– In 1961, new F1 regulations, limited engine size to 1.5 litres, in an attempt to cut costs and reduce speeds. By 1964, Ferrari S.p.A had designed an all-new, potent, small-capacity engine, mated to a very nimble, single-seater chassis, designating it the tipo #1512… just three examples were built. It was the first flat-12 engine produced at the Gestione Sportiva, under Mauro Forghieri’s management, with 24 spark plugs, four distributors, four ignition coils and fuel injection. Updated in September 1965, revisions included a new cylinder head, altered port angles and the intake stacks were now angled slightly outwards, instead of vertically…the late John Surtees put his upgraded #1512 on the front row of the Italian Grand Prix, enthusing over the improvements. As engine size rules changed again in 1966, the three chassis immediately became obsolete..the best known of the three, #0008, was purchased by Luigi Chinetti and restored in Italy in the same N.A.R.T. livery as it last raced in at the end of 1964. Since 2005, the car has been owned by prominent U.S. collector Lawrence Auriana and very ably raced at several Goodwood events by Joe Colasacco……In the year when motorsport bid farewell to 1964 Formula One World Champion and Ferrari-driver, “Il Grande John”, this was a fitting reminder of his unique achievements.
1st: Harry Dark, Austin J40
Freddie March Spirit of Aviation
1st: 1943 Bristol Blenheim, John Romein

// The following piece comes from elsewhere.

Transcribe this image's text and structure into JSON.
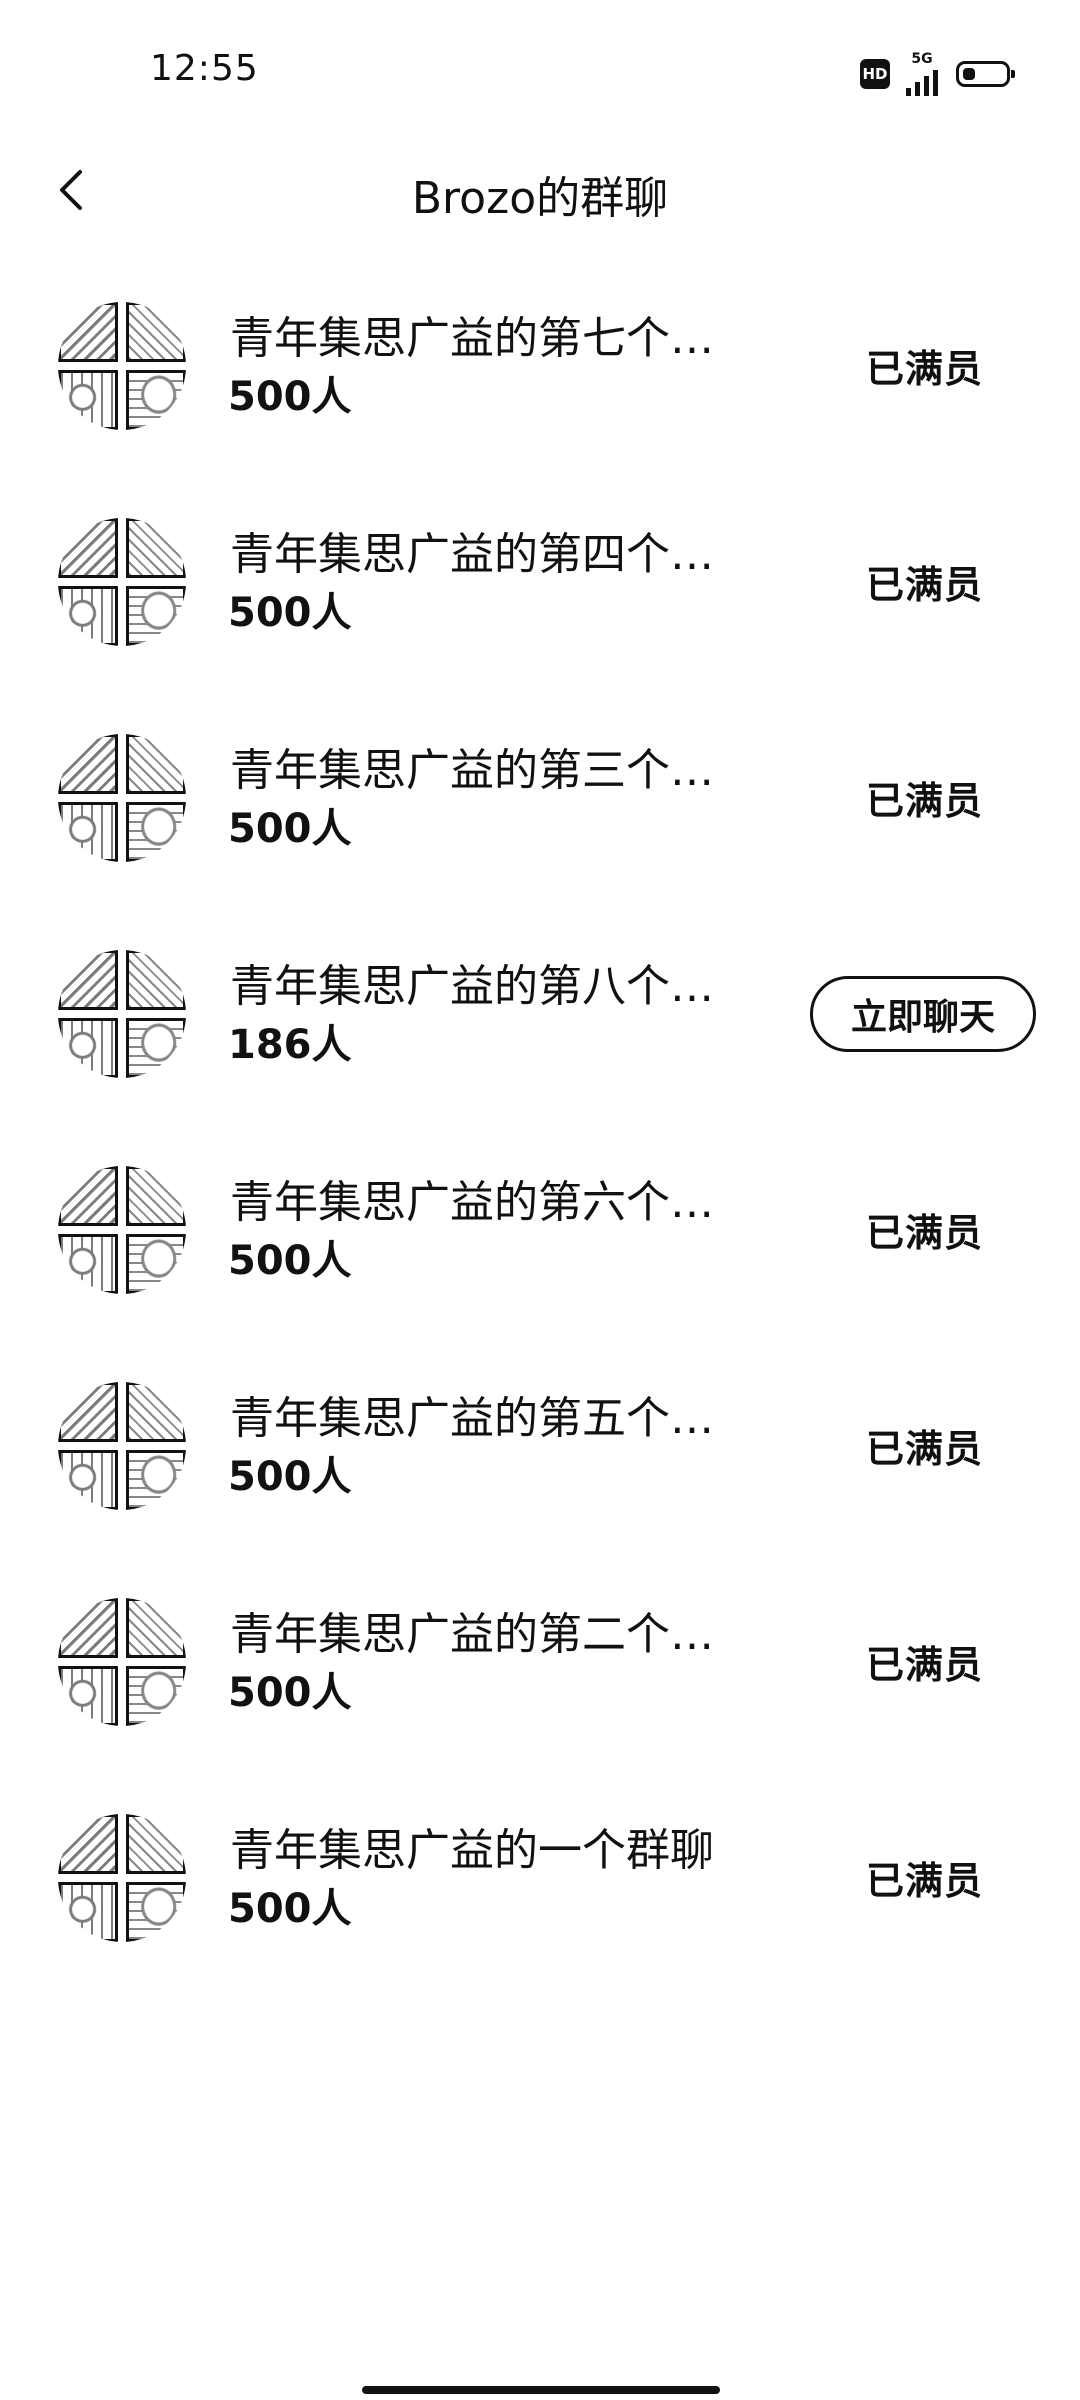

2nd: 1943 Supermarine Spitfire MkIX, Sarah Hanna
3rd: 1939 Spartan Executive, Nigel Pickard
Fastest lap by a lady driver/rider
Jenny Tinmouth on her Hansen Honda in a time of 1m 36.407
Fastest lap of the meeting
Miles Griffiths in a Lotus 16 in 1m 24.856
Eric Broadley Memorial Award for the Fastest Lap by a Lola
Ben Adams in a Lola Mk1, in a time of 1m 30.558
Will Hoy Memorial Trophy( for the best drive in a closed cockpit car)
Richard Meaden, Alfa Romeo Giulietta Ti
Spirit of Goodwood Award
Ruben and Cattio Fangio
Rolex Driver of the Meeting
As with several of his former Audi WEC team-mates, nine-time Le Mans winner Tom Kristensen is now established as a “Revival” favourite; this year sharing a Jaguar E-type to second place, into the Friday evening gloom with Gregor Fisken and creating my favourite memory of the weekend, aboard Bill Shepherd’s, unwieldy 1959 Ford Thunderbird…. only at Goodwood!!